“If the compliance team members catch over-installations early, when they are small and only in existence for a short period of time, the compliance team member earns no bonus. On the other hand, if the compliance team member sits back, and waits years, and then initiates an audit, the over-installations may have grown, and the number years of over-installations multiplied many times over.

“In that case, the compliance team members earn a substantial bonus, sometimes more than their salary. Thus, Attachmate’s compliance team members, like their employer, are motivated to sit back and not conduct audits that would reveal any lack of compliance, in favour waiting years while alleged damages are racked up.”

Invited to comment, Attachmate told ZDNet it does not comment on pending legal issues.

The depositions given in the Health Net case are from three current or former Attachmate employees.

The Commonwealth is arguing various defences, including delay and acquiescence, arguing Attachmate knew what was going on from a very early date and did nothing.

It is seeking information including licensing or copyright compliance revenue received by Attachmate since 1999.

While Federal Court Judge J Perram noted it was not clear to him at the time of making the discovery order whether the Health Net proceeding had been tried, it appears the matter may have been settled.

An online bio for Richard H. Zaitlen, a partner at US law firm Pillsbury, cites the case in which he represented Health Net. “On the eve of the trial in late 2010 the case was very favourably settled,” his bio says.

In a statement to ZDNet last week, Defence said the Commonwealth's case is still in its interlocutory stages with a discovery process and filing of evidence.
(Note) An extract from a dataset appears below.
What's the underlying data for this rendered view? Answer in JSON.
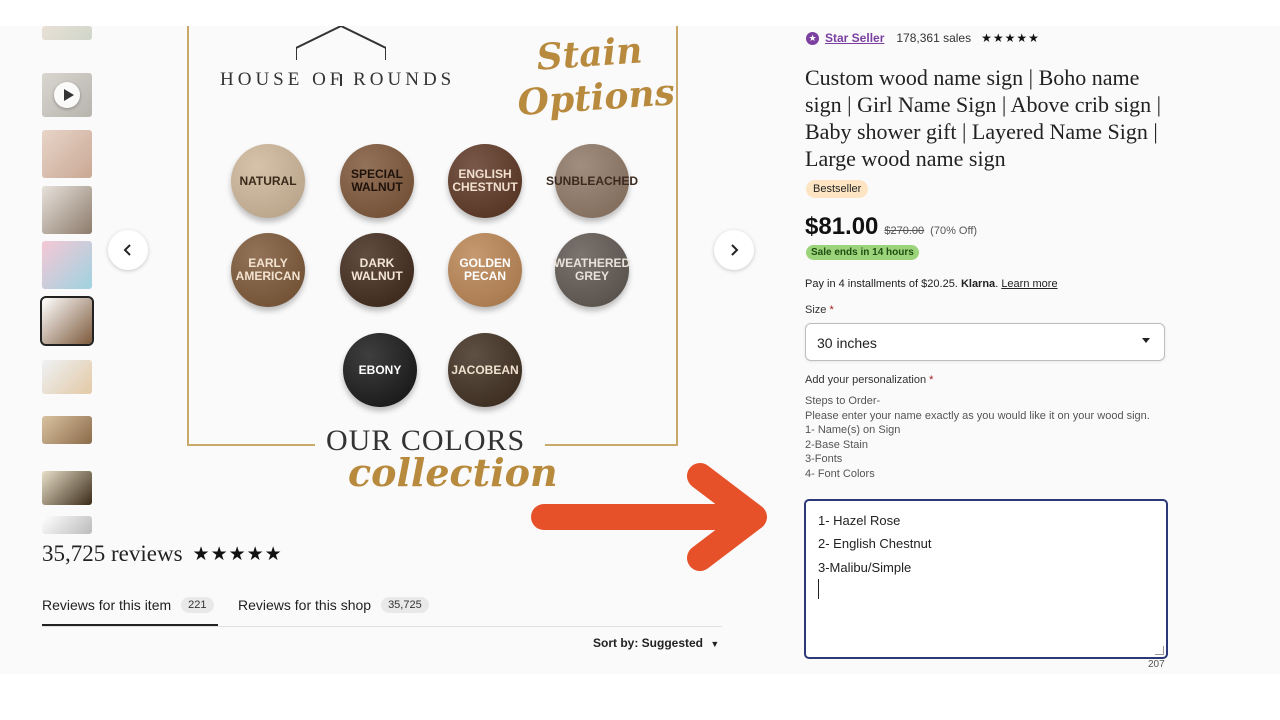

It  is listed for further directions in the Federal Court on 12 November.

Thumbnail image is the Department of Defence headquarters, Canberra, by Nick Dowling.